A new dating site geared toward food lovers, HiDine, has recently captured the media’s attention. Not necessarily because of the novel concept of bringing together singles in search of love, but because its principles enforce patriarchal gender codes.
According to The Huffington Post:
“The site, which launched in November, promises women they’ll be taken out to their favorite restaurants by benevolent, presumably wealthy men who will pick up the bill. The tagline? ‘Chivalry is alive.'”
The tagline implies that all a woman has to do is show up looking pert and pretty and us men will do what’s expected of us, wine and dine you.
According to Fox:
“Like other dating sites, men and women create a profile with a picture and their story. On HiDine.com they also include their favorite restaurants and foods they love. Members are free to browse. When a man asks a woman out on a dinner date, he also pays a deposit, of which HiDine gets to keep a percentage of, ensuring that no one pays for the site’s service until an actual date is arranged.
At HiDine, we believe in old-fashioned chivalry. Men pay for first dates. You spend enough time and money on clothes, shoes, hair styling, and beauty products. Before you even sit down at the table with a guy, you have made an investment in the date in order to look your best. Any guy should appreciate that. And the last thing you should worry about is who is going to pick up the bill.”
Kids, excuse me whilst I swallow that. Isn’t that telling us men that a women is essentially worth her appearances and the effort she takes in those appearances, and that the value of a man is conditional on his ability to “pay” for a woman’s upkeep.
Never mind that us men are also expected to keep up our own appearances — health, fitness, grooming — and, of course, not dare expect women to endear us by paying for the effort we make. Because that responsibilty falls conveniently in the domain of men.
But this, too, serves to create pressure on women, something that some men are quietly aware of.
One user says, “Some females may feel pressured. They may feel like they are obligated for something more because they [the man] paid for it. Especially since they’re putting on these websites some restaurants that may be costly.”
Another commented, “This is very little to do with chivalry, or even gender norms and primarily about bartering dinner for sex or the expectation of stuff for sex.”

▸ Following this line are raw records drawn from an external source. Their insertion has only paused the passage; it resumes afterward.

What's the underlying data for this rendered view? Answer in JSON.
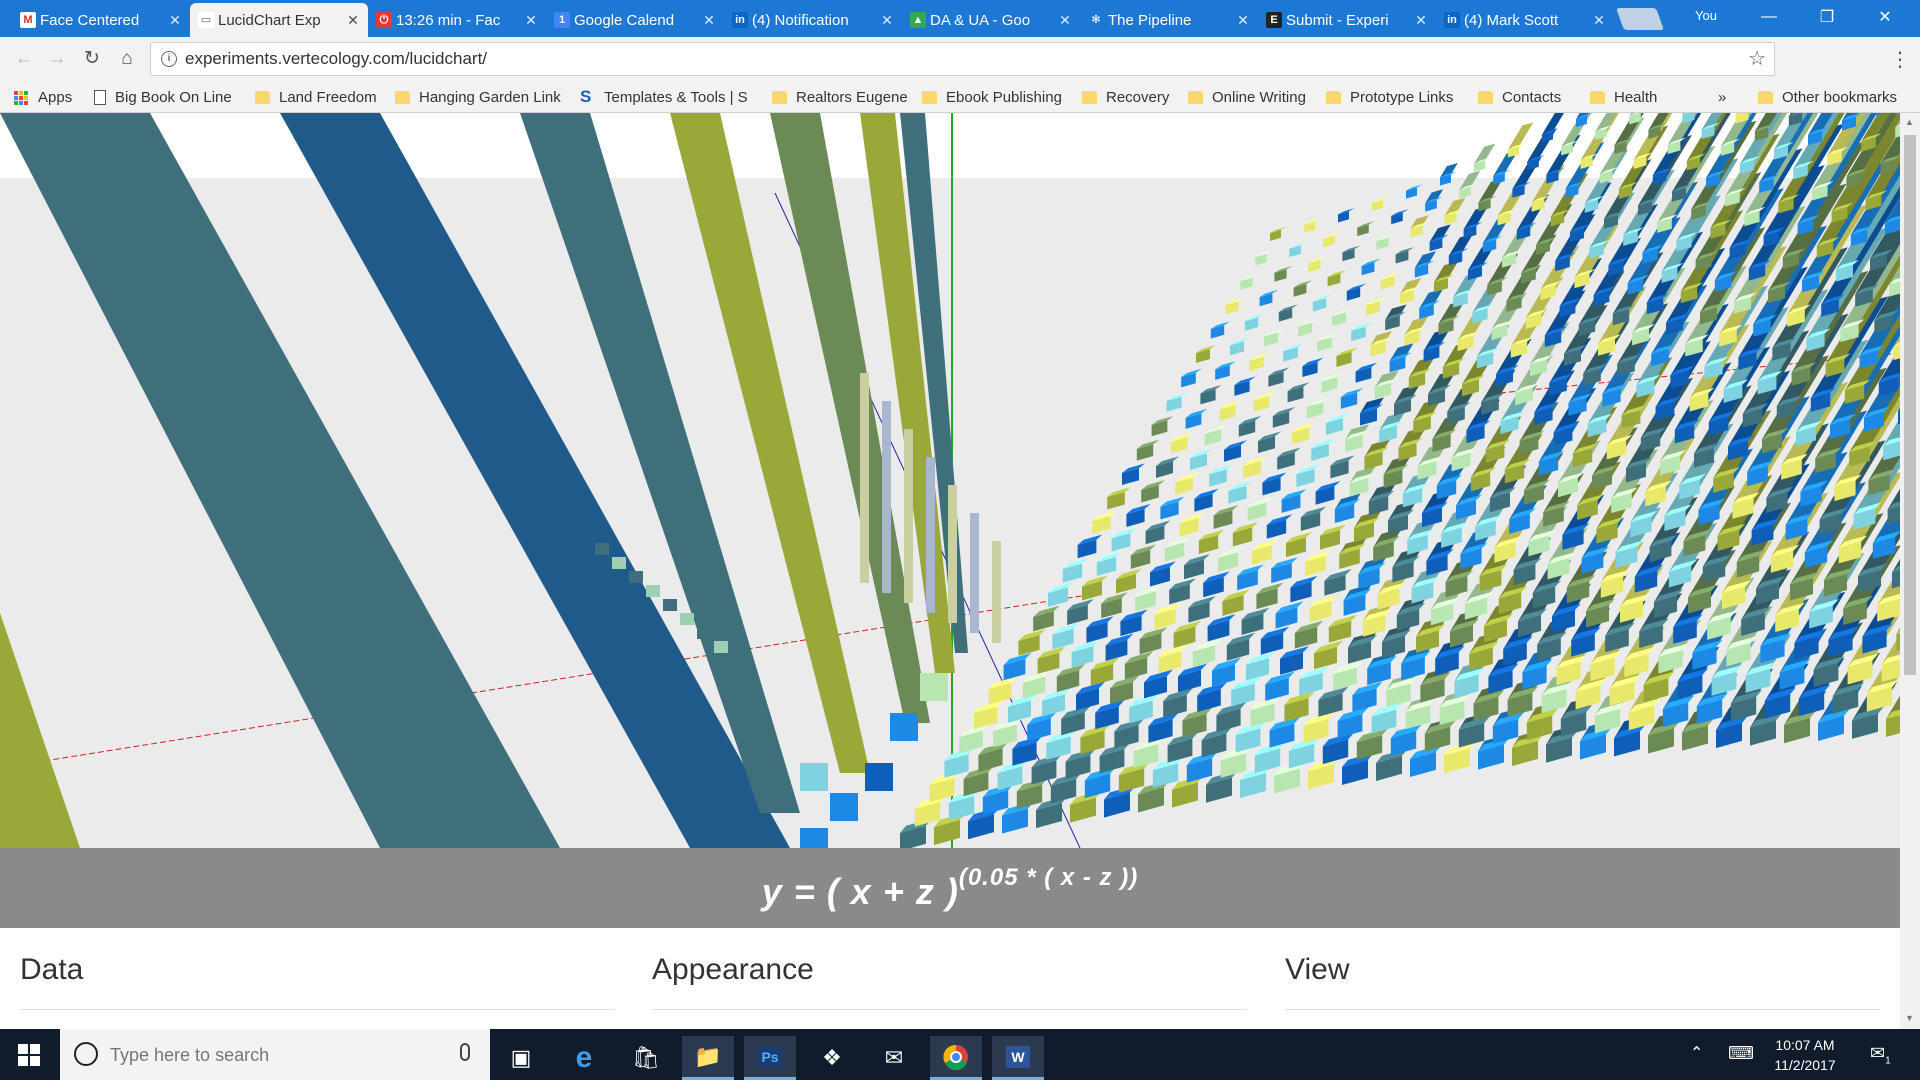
{
  "browser": {
    "tabs": [
      {
        "title": "Face Centered",
        "favicon": "gmail-icon",
        "color": "#ffffff",
        "fg": "#d93025",
        "glyph": "M"
      },
      {
        "title": "LucidChart Exp",
        "favicon": "page-icon",
        "color": "#ffffff",
        "fg": "#666666",
        "glyph": "▭",
        "active": true
      },
      {
        "title": "13:26 min - Fac",
        "favicon": "timer-icon",
        "color": "#e53935",
        "fg": "#ffffff",
        "glyph": "⏻"
      },
      {
        "title": "Google Calend",
        "favicon": "calendar-icon",
        "color": "#4285f4",
        "fg": "#ffffff",
        "glyph": "1"
      },
      {
        "title": "(4) Notification",
        "favicon": "linkedin-icon",
        "color": "#0a66c2",
        "fg": "#ffffff",
        "glyph": "in"
      },
      {
        "title": "DA & UA - Goo",
        "favicon": "drive-icon",
        "color": "#34a853",
        "fg": "#ffffff",
        "glyph": "▲"
      },
      {
        "title": "The Pipeline",
        "favicon": "gear-icon",
        "color": "#1c78d4",
        "fg": "#ffffff",
        "glyph": "✻"
      },
      {
        "title": "Submit - Experi",
        "favicon": "e-icon",
        "color": "#222222",
        "fg": "#ffffff",
        "glyph": "E"
      },
      {
        "title": "(4) Mark Scott",
        "favicon": "linkedin-icon",
        "color": "#0a66c2",
        "fg": "#ffffff",
        "glyph": "in"
      }
    ],
    "user_label": "You",
    "url": "experiments.vertecology.com/lucidchart/",
    "bookmarks": [
      {
        "label": "Apps",
        "kind": "apps"
      },
      {
        "label": "Big Book On Line",
        "kind": "page"
      },
      {
        "label": "Land Freedom",
        "kind": "folder"
      },
      {
        "label": "Hanging Garden Link",
        "kind": "folder"
      },
      {
        "label": "Templates & Tools | S",
        "kind": "s"
      },
      {
        "label": "Realtors Eugene",
        "kind": "folder"
      },
      {
        "label": "Ebook Publishing",
        "kind": "folder"
      },
      {
        "label": "Recovery",
        "kind": "folder"
      },
      {
        "label": "Online Writing",
        "kind": "folder"
      },
      {
        "label": "Prototype Links",
        "kind": "folder"
      },
      {
        "label": "Contacts",
        "kind": "folder"
      },
      {
        "label": "Health",
        "kind": "folder"
      }
    ],
    "overflow_label": "»",
    "other_bookmarks": "Other bookmarks"
  },
  "app": {
    "equation_main": "y = ( x + z )",
    "equation_exp": "(0.05 * ( x - z ))",
    "panels": [
      "Data",
      "Appearance",
      "View"
    ],
    "palette": [
      "#0f5fb8",
      "#1e88e5",
      "#7fd3e0",
      "#3f6f7a",
      "#9aa83a",
      "#e8e86a",
      "#b8e6b0",
      "#6b8a55"
    ]
  },
  "taskbar": {
    "search_placeholder": "Type here to search",
    "time": "10:07 AM",
    "date": "11/2/2017",
    "notification_count": "1"
  }
}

Another added unabashedly, “Basically an app to find or meet dinner whores.”
Despite all that, Kyle McGinnis, who founded the site, insists the site, which is currently based in Los Angeles and NYC, will bring food lovers together and merely dictates social conventions.

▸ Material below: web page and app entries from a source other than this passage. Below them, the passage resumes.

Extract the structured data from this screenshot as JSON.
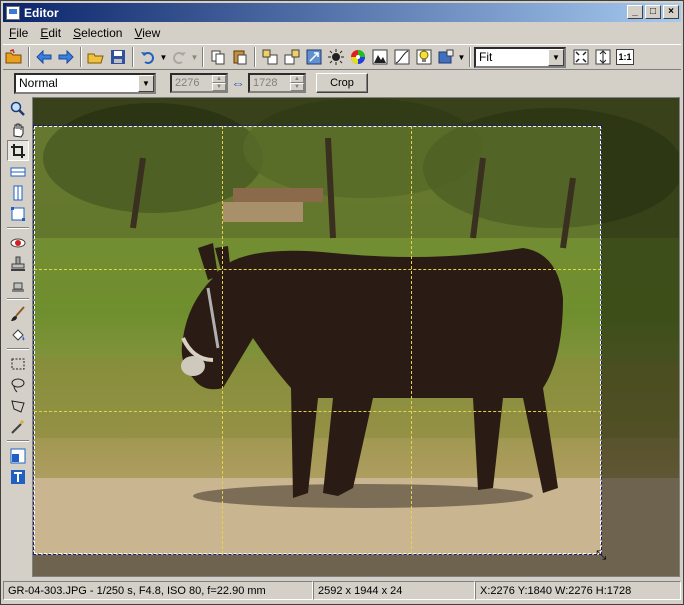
{
  "window": {
    "title": "Editor"
  },
  "titlebar": {
    "minimize": "_",
    "maximize": "□",
    "close": "×"
  },
  "menu": [
    "File",
    "Edit",
    "Selection",
    "View"
  ],
  "toolbar": {
    "zoom_mode": "Fit",
    "zoom_1to1": "1:1"
  },
  "crop_toolbar": {
    "mode": "Normal",
    "width": "2276",
    "height": "1728",
    "crop_label": "Crop"
  },
  "status": {
    "file_info": "GR-04-303.JPG - 1/250 s, F4.8, ISO 80, f=22.90 mm",
    "image_size": "2592 x 1944 x 24",
    "selection": "X:2276  Y:1840  W:2276  H:1728"
  }
}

He told New York Magazine, “If I ask a girl out, she’s going to expect that I pay. It’s fair that that’s what girls expect, to be romanced in the early stages of dating…. I come from a small town where guys act more like guys, and this wouldn’t even be a question in some places.”

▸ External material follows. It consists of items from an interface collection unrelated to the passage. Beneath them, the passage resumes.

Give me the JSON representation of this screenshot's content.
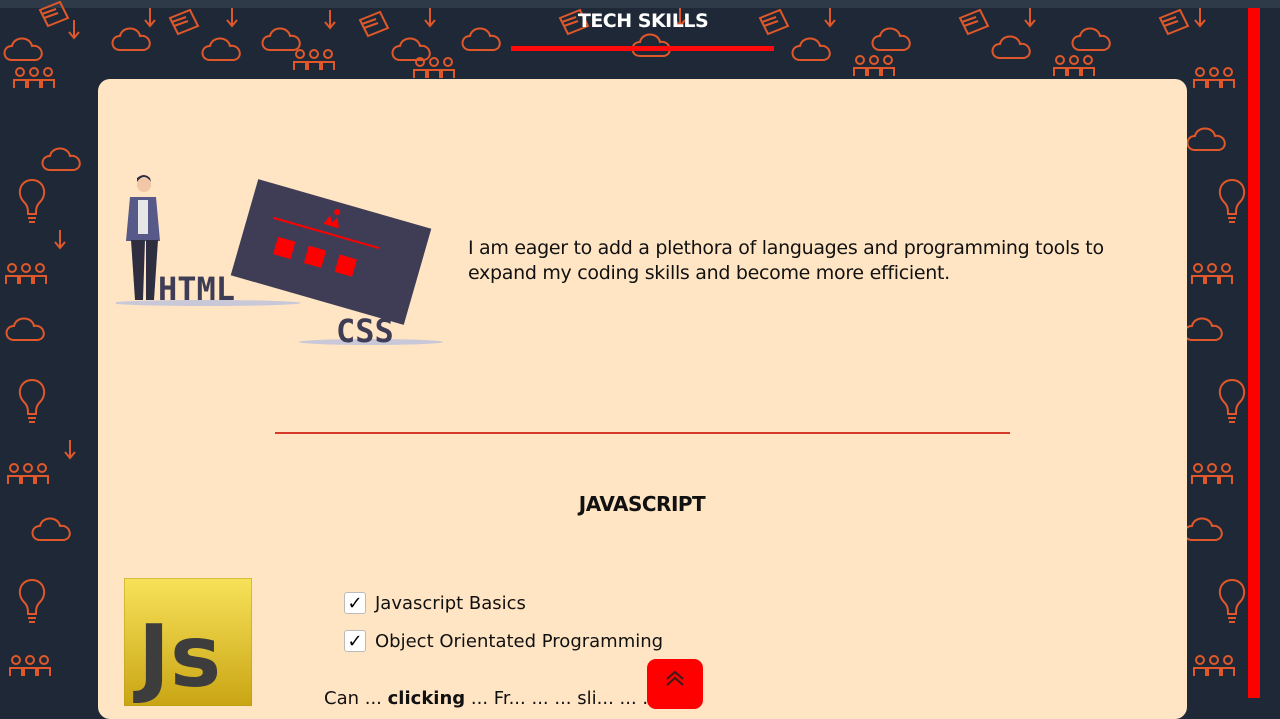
{
  "section": {
    "title": "TECH SKILLS"
  },
  "intro": {
    "text": "I am eager to add a plethora of languages and programming tools to expand my coding skills and become more efficient."
  },
  "illustration": {
    "html_word": "HTML",
    "css_word": "CSS"
  },
  "javascript": {
    "title": "JAVASCRIPT",
    "logo_text": "Js",
    "skills": [
      {
        "label": "Javascript Basics",
        "checked": true,
        "mark": "✓"
      },
      {
        "label": "Object Orientated Programming",
        "checked": true,
        "mark": "✓"
      }
    ],
    "cutoff_text_start": "Can ...",
    "cutoff_bold": "clicking",
    "cutoff_text_end": "... Fr...  ...  ... sli...    ...   ...   fil"
  },
  "colors": {
    "accent": "#ff0000",
    "card": "#ffe5c4",
    "background": "#1f2836",
    "doodle": "#e0582a"
  },
  "icons": {
    "back_to_top": "chevron-double-up-icon",
    "check": "checkmark-icon"
  }
}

That might work well for those of us who come from small towns and embrace traditional values, but not necessarily for women keen to assert their independence and not be held subject to the assumption that “if he pays for it, he deserves it.”
On the flip side, there are some women who will inevitably use the service as a way to guarantee themselves a free meal as they prey on certain men’s sense of chivalry.
McGinnis told ABC: “Dating/courting has existed forever, and only recently are we trying to take that out of the equation. We think it is mutually beneficial, and should be preserved rather than looked down upon. We believe many men are able to get away with not paying, not being gentlemen, etc., and that if we allow that recent trend to continue, romance will wither along with it. Only the negative aspects of sexism should be removed in our culture — and we just don’t think this is one of them.”
While the site has its detractors, there are those who are in favor of it.
One commenter said: “I’m all for this. I don’t care if it’s not politically correct — I like when a man makes an effort to impress me, and I do prefer more traditional roles in dating.”
And another added: “Yes, the website is worded ridiculously, but the baseline is that this site is trying to go back to old-fashioned dating. Things are not as sinister as you may think.”
The site has declined to reveal how many have joined its exclusive community, but its Facebook page currently only sits at 242.